The purpose of this study was to evaluate the ability of an optomap-assisted fundus examination to detect retinal lesions in comparison with traditional ophthalmoscopy.
Researchers investigated whether Optos ultra-widefield retinal imaging technology could enable a more comprehensive exam, the accuracy of current traditional dilated retinal exams has been reported in literature to vary from 32 percent to 82 percent.
The results showed that the optomap-assisted technique discovered approximately 30 percent more retinal lesions when compared to traditional ophthalmoscopy. The traditional dilated eye exam consisted of Binocular Indirect Ophthalmoscopy (BIO) and slit lamp biomicroscopy with condensing lenses.
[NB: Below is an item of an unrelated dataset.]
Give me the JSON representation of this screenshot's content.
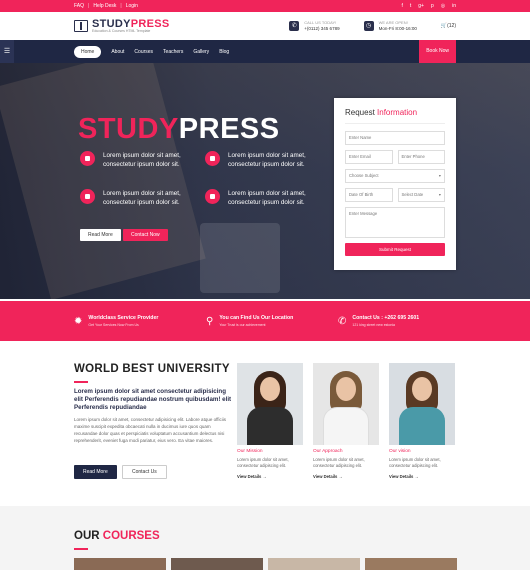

The image-assisted method was identical to the traditional method, with the exception that the doctor reviewed optomap® images in conjunction with ophthalmoscopy. A retinal specialist examined patients when there was disagreement in the findings of the two methods.
Researchers believe this is the first comprehensive study to demonstrate the ability of digital technology for retinal imaging to enhance a traditional dilated fundus examination, concluding that optomap image-assisted fundus examination enhances detection of retinal lesions compared with traditional fundus exams alone. The analyses report a higher rate of drusen and small retinal hemorrhages (lesions associated with macular degeneration and diabetic retinopathy respectively) detected by the optomap image-assisted technique, identifying between 90 percent and 100 percent in comparison to the traditional method that identified only 15 percent to 62 percent of these lesions.
“This study further demonstrates the benefits of ultra-widefield retinal imaging.” said Roy Davis, CEO of Optos. “We believe optomap image-assisted ophthalmoscopy represents an opportunity to improve pathology detection, the patient experience and to help a clinician efficiently target the area of the retina in need of further investigation. This targeted approach combined with the ability to electronically document pathologies can save valuable time and effort during examinations and raise the standard of care for patients.”
“Optomap images allow us to preview such a wide view of the retina before we perform our traditional exam. It’s like having a GPS of the retina. When you couple this with the benefits of digital management of the images such as zooming in to visualize key pathology, there are clear benefits in using this image-assisted technique,” said Kristen Brown, O.D., the principal study investigator. “This study confirms what our clinical experience tells us – the use of digital technology can help us to improve the examination and care we give our patients.”